DOHSA does not allow for a “survival” action. A survival action covers the period from the time the person is injured until she dies. For example, if a person is severely injured and suffers intense pain for two weeks before succumbing to her injuries, the survivors are not allowed to bring a survival action to get compensated for the physical and emotional pain and suffering their loved one endured before dying. (They would, however, be able to recover the medical expenses incurred during this time as they are pecuniary damages.) The exception to the rule that damages for pre-death pain and suffering are not recoverable is that, if an injured person files a DOHSA lawsuit and dies before it is resolved, the personal representative of the deceased person can be substituted as the plaintiff and the lawsuit is not otherwise affected.


Actions based on DOHSA must be filed within three years, although cruise lines may shorten that time to as little as one year in their contract/ticket. DOHSA lawsuits can only be brought by a deceased person’s personal representative, for the exclusive benefit of the decedent’s spouse, parent(s), child(ren), and dependent relative(s). Additionally, before a DOHSA lawsuit may be filed, the ticket/contract with the cruise line often requires that the cruise line be given notice within six months after the injury or death of the passenger, along with a “Bill of Particulars”—a statement of what injuries the passenger suffered and what the alleged cause(s) of such injury were or what the bases are for holding the cruise line liable for the death of the passenger.

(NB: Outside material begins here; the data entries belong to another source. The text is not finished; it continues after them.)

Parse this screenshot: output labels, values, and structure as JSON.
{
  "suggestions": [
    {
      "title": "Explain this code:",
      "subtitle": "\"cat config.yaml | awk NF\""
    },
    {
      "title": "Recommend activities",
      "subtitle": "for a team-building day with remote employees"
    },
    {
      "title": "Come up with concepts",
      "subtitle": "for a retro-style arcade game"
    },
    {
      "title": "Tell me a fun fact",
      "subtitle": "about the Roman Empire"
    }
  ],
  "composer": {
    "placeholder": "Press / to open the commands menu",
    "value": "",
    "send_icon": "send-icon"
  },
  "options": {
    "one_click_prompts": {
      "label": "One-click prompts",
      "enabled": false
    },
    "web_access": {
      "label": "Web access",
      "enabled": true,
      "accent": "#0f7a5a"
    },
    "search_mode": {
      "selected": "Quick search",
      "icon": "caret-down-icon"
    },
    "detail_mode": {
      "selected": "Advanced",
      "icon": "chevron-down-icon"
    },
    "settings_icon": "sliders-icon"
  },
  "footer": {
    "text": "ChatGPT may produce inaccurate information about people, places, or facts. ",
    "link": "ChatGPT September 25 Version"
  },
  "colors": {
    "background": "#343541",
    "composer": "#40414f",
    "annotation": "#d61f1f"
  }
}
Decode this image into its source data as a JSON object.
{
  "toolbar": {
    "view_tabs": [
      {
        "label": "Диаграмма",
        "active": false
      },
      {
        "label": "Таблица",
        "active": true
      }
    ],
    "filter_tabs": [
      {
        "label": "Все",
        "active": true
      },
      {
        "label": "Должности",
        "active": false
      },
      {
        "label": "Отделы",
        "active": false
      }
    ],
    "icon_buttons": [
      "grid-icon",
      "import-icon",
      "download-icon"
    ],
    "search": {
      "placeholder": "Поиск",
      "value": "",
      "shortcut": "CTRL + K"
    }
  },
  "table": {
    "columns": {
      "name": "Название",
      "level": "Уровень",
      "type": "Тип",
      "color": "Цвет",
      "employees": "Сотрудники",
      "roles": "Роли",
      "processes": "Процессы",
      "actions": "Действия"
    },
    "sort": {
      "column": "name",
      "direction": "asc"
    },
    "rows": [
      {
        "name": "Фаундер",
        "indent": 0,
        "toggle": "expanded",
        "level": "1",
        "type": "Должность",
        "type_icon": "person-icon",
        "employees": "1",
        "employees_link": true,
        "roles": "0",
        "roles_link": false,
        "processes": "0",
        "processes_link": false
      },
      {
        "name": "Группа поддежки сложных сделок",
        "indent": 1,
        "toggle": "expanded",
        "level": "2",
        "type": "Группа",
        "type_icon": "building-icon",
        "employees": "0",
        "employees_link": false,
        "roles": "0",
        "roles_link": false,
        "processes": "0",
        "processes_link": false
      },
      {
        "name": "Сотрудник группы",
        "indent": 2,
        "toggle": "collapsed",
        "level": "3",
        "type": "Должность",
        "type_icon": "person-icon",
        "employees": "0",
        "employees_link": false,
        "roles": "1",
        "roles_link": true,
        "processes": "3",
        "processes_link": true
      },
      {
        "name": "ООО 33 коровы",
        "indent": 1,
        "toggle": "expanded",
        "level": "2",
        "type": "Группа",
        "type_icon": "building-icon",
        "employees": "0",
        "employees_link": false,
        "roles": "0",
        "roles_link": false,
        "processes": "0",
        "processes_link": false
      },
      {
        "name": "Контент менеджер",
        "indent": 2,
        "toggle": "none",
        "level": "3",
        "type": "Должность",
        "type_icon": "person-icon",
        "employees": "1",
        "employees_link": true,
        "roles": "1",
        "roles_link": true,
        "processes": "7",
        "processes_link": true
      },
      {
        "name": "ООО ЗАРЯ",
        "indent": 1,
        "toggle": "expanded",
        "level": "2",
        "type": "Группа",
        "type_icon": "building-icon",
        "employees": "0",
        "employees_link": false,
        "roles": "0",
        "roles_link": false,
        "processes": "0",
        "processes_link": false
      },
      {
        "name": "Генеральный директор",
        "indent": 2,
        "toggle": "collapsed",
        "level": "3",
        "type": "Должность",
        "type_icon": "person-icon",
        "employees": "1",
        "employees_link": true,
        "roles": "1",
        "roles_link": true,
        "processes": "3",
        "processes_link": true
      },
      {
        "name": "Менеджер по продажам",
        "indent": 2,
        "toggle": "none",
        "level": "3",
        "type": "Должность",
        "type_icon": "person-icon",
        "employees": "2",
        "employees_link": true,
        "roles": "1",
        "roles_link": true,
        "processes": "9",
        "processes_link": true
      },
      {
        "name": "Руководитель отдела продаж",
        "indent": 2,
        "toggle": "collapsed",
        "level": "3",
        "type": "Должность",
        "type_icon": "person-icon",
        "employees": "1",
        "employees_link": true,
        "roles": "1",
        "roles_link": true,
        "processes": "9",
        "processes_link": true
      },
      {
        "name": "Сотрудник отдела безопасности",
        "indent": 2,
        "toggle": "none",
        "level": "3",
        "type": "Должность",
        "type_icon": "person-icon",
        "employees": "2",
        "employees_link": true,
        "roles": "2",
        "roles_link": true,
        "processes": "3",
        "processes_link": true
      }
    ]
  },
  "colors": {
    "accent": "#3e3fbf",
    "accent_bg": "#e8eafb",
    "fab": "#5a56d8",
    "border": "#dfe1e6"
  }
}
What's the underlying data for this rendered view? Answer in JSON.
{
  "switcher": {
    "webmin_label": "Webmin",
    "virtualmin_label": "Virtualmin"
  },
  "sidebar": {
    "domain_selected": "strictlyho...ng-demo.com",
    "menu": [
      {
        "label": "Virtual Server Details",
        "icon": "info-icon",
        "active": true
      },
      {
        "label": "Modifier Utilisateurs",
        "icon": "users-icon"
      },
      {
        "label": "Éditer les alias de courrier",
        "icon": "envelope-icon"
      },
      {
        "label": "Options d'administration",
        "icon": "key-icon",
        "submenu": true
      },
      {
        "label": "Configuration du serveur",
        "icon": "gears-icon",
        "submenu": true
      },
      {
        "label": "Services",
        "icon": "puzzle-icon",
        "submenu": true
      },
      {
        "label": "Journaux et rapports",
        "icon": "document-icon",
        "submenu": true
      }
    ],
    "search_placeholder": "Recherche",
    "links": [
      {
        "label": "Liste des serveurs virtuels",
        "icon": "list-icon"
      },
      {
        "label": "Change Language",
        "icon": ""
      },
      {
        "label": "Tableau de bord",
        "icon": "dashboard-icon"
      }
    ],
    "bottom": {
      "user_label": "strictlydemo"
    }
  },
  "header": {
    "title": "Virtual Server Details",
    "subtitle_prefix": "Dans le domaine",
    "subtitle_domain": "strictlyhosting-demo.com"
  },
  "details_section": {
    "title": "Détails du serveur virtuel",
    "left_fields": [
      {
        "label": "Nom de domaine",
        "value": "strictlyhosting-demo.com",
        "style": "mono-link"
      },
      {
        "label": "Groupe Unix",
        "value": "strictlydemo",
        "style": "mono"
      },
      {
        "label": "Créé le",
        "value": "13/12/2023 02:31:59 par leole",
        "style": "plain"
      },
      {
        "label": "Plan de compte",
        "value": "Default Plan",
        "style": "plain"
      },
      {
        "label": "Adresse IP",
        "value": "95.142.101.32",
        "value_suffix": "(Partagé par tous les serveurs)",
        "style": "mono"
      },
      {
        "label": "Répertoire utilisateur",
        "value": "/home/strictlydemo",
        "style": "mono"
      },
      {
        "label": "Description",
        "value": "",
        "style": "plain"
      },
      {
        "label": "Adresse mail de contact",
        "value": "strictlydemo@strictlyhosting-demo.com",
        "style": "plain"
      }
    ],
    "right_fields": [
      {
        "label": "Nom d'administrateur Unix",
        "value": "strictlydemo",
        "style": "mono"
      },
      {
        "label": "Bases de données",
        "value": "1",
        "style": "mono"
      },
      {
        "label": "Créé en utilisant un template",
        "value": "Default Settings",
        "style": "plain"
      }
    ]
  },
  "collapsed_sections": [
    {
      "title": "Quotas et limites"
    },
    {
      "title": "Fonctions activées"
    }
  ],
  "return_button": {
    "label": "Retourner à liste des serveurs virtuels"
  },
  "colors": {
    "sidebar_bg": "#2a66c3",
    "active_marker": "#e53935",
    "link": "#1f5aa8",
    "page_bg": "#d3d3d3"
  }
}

Where the DOHSA case must be filed does not depend on where the person lives. Rather, it depends on where the negligent act that ultimately caused the death occurred. So if the person was injured on the high seas but taken to a hospital in California where he died of the injuries, the case is governed by DOHSA rather than California state law. In the case of cruise ships, usually the place(s) where the cruise line can be sued is specified on the contract/ticket.

Suppose a personal representative files a DOHSA lawsuit on behalf of a widow and her three children. The case is successful and a single monetary amount is awarded. How is the award divided among the four plaintiffs? It is up to the court (i.e., the judge) to apportion the recovery among those individuals in proportion to the loss each has sustained.